Explainer: How Israel’s parliament, the Knesset, works
With the fifth round of elections since 2019 looming, how exactly does Israel’s government function?
Elections for Israel’s 25th parliament will be held on November 1, after former prime minister Naftali Bennett and then-alternate prime minister Yair Lapid announced the dissolution of the government in late June.
However, as Israel heads to its fifth round of elections since 2019, many abroad - and some Israelis - are left wondering: How does the parliament in Israel, known as the Knesset, work?
The Knesset - translating from Hebrew to “gathering” or “assembly” - is a unicameral system of legislation, meaning it consists of one chamber, house or body. The United States, for example, is bicameral, with the US Congress divided into both the Senate and the House of Representatives.

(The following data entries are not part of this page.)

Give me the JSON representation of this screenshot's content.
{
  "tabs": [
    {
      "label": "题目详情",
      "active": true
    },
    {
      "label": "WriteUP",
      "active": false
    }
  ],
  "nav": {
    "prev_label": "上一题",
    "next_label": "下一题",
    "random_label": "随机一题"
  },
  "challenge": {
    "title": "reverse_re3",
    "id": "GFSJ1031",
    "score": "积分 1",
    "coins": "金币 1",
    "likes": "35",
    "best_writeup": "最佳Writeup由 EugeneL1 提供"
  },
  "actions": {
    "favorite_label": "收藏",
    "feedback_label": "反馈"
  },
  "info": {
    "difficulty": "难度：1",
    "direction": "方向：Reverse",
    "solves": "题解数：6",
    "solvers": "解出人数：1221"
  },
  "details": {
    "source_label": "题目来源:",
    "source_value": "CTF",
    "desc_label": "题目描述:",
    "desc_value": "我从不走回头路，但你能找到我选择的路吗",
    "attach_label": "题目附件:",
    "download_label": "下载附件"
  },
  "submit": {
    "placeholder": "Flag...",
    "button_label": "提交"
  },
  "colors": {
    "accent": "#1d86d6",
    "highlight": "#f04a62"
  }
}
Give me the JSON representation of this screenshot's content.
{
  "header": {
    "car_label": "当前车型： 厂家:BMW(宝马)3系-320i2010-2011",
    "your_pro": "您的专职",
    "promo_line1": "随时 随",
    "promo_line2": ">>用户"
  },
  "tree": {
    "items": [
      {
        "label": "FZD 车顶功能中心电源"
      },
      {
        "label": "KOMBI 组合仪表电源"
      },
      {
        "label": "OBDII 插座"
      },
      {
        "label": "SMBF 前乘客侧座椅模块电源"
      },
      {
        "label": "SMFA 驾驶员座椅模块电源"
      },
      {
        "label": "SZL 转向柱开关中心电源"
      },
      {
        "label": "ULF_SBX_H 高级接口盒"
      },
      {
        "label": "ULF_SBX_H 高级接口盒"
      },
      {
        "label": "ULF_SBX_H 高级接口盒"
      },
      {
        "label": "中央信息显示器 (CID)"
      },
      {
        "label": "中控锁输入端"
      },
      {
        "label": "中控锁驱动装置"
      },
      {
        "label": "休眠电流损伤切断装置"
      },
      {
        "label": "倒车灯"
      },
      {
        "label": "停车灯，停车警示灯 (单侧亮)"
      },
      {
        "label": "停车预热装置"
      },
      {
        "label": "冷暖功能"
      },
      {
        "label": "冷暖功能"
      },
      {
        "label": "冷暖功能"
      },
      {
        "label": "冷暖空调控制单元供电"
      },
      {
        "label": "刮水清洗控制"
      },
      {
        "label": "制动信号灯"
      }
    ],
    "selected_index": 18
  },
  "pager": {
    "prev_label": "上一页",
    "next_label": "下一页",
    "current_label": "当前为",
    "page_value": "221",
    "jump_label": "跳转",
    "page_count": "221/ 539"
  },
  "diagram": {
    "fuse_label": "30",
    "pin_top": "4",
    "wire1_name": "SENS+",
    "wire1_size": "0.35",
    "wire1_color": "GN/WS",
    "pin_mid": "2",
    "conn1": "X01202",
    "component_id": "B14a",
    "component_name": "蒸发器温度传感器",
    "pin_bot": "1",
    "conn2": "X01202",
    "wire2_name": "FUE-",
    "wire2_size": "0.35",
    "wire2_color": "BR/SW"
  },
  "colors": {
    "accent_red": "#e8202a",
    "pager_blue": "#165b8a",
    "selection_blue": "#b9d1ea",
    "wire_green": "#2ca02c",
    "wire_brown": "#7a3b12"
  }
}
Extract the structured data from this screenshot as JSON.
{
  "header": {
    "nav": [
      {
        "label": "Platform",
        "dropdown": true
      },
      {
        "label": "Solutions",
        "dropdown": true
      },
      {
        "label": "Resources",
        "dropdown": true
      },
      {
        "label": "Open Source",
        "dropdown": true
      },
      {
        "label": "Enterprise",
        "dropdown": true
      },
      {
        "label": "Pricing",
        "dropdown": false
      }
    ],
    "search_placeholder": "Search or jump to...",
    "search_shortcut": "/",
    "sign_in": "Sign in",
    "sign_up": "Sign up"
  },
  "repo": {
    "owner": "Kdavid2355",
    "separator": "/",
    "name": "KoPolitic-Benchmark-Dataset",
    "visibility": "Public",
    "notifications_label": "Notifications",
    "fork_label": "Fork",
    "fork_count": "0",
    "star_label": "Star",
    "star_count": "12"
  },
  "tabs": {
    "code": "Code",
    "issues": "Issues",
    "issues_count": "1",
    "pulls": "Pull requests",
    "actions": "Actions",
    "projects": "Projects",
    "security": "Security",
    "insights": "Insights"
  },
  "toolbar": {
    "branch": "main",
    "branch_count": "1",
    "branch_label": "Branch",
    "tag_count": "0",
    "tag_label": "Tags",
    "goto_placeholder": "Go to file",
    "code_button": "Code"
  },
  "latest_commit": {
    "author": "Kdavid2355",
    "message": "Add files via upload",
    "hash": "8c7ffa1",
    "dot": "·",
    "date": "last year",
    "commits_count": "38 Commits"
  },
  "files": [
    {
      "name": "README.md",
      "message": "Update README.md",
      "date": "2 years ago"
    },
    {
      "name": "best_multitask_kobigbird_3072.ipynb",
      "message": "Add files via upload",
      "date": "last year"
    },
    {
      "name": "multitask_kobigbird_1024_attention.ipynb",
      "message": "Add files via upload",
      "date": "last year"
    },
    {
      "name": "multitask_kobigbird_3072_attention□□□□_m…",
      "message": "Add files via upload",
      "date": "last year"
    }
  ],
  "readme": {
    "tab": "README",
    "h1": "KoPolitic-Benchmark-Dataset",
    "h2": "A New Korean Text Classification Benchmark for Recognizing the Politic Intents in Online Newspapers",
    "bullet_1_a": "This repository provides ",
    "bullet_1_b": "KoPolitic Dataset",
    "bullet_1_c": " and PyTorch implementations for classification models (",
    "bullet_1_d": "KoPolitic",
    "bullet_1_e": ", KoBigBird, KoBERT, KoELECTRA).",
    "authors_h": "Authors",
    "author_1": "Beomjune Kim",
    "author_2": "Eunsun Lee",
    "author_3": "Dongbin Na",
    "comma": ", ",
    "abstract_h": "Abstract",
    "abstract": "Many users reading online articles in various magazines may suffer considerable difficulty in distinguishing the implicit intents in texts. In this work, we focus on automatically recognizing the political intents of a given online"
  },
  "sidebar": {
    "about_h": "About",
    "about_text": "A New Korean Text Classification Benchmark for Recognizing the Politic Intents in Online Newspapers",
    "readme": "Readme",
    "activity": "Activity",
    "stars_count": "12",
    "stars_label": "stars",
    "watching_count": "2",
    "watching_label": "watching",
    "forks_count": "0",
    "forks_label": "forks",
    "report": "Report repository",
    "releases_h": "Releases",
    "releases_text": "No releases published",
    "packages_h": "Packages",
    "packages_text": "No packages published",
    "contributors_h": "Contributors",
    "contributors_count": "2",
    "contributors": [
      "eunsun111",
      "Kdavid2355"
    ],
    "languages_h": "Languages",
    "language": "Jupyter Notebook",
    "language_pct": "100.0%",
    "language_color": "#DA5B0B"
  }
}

As Israel’s only legislative body, the Knesset passes all laws, elects the president - mostly a ceremonial, figurehead position - and approves the cabinet.
Israel’s Knesset typically lasts for four years from the day it was elected, although elections can be - and, as of late, are frequently - called earlier.
How the Knesset is formed
There are 120 Knesset members, elected into office through a closed-list vote, meaning Israelis vote for political parties and not for specific people.
The 120 seats are assigned proportionally to each party based on the ballots, provided they meet the 3.25 percent threshold for entering the Knesset.
Unlike the United States, Israel does not have an electoral college, meaning each person votes for the party directly. While American voters elect individual representatives of district constituencies, there are no districts when it comes to Israeli elections - the entire country is a single electoral district insofar as the distribution of Knesset seats is concerned.
Any Israeli citizen over 21 may be elected into the Knesset, except for holders of high civil service positions, those completing their compulsory army service or convicted felons with a prison sentence exceeding three months.
A party must receive 61 seats to form a government, which has never happened in Israel’s history, so coalitions are formed instead.
After an election, the President chooses the Knesset member most likely to be able to form a viable government, which is not necessarily the leader of the party that received the most votes.
That person has 42 days to negotiate with different parties to try to form a government that holds 61 out of 120 seats, then present that government for a vote of confidence.
If the Knesset approves the government by a vote of at least 61 members, that person becomes Israel’s prime minister. If the Knesset fails the vote, or the person is unable to put together a government, elections must take place on the last Tuesday before the end of 90 days.
However, the president may also give a second person the option to form a government. For example, in 2021, after Benjamin Netanyahu was unable to form a government, then-president Reuven Rivlin handed the mandate over to Yair Lapid, calling on him to form a government - which he did successfully.
The second person chosen will have only 28 days to form a government or they will have to turn over the mandate back to the president. The president then turns to the Knesset, giving its members 21 days to find an alternative candidate for prime minister. If that doesn't work, elections are automatically called.
The Knesset Plenum
Plenum sittings are usually held each week on Mondays, Tuesdays and Wednesdays and are conducted in Hebrew. However, members also have the right to speak in Arabic as well; speeches in Arabic are translated into Hebrew, according to the Knesset website.
The Knesset Presidium, consisting of the Knesset Speaker and their deputies, sets the Knesset’s agenda. The Knesset elects the speaker and the speaker’s deputies through open elections. Until the speaker is elected, the most veteran Knesset member who is not the prime minister, the prime minister-elect, a minister or deputy minister, serves as acting speaker.
One sitting a week is dedicated to debating motions for the agenda raised by Knesset members and the preliminary reading of bills submitted by individual members of Knesset or groups of members of Knesset.
Bills are submitted by the government (government bills), by one or more members of Knesset (private bills), or by a Knesset committee.
A bill can propose a new piece of legislation, or it may propose an amendment to - or the cancellation of - existing laws, and are advanced through readings. Every bill usually has four readings: a preliminary reading and three additional readings. However, no preliminary debate is held on a bill introduced by the government or by a Knesset committee.
Between each reading, there are debates within the Knesset committees, which prepare the bill for the next stage of legislation.
After passing the third reading, the bill becomes law.
Israel's cabinet consists of ministers, chosen and led by the prime minister, exercising executive authority in the country.
Should a member of Knesset be appointed minister, the Norwegian Law allows ministers or deputy ministers to resign from the Knesset but remain a minister, with their seat in the Knesset taken by the next person on the party's list.
For example, in the 24th Knesset, Gaby Lasky replaced Tamar Zandberg on the left-wing Meretz list after Zandberg was appointed to the cabinet as Environmental Protection Minister.
If the minister leaves the cabinet, they are able to return to the Knesset to take the place of their replacement.
The cabinet meets every Sunday in Jerusalem - although there may be more meetings if the situation calls for it - with statements from the prime minister published on the office’s website shortly after.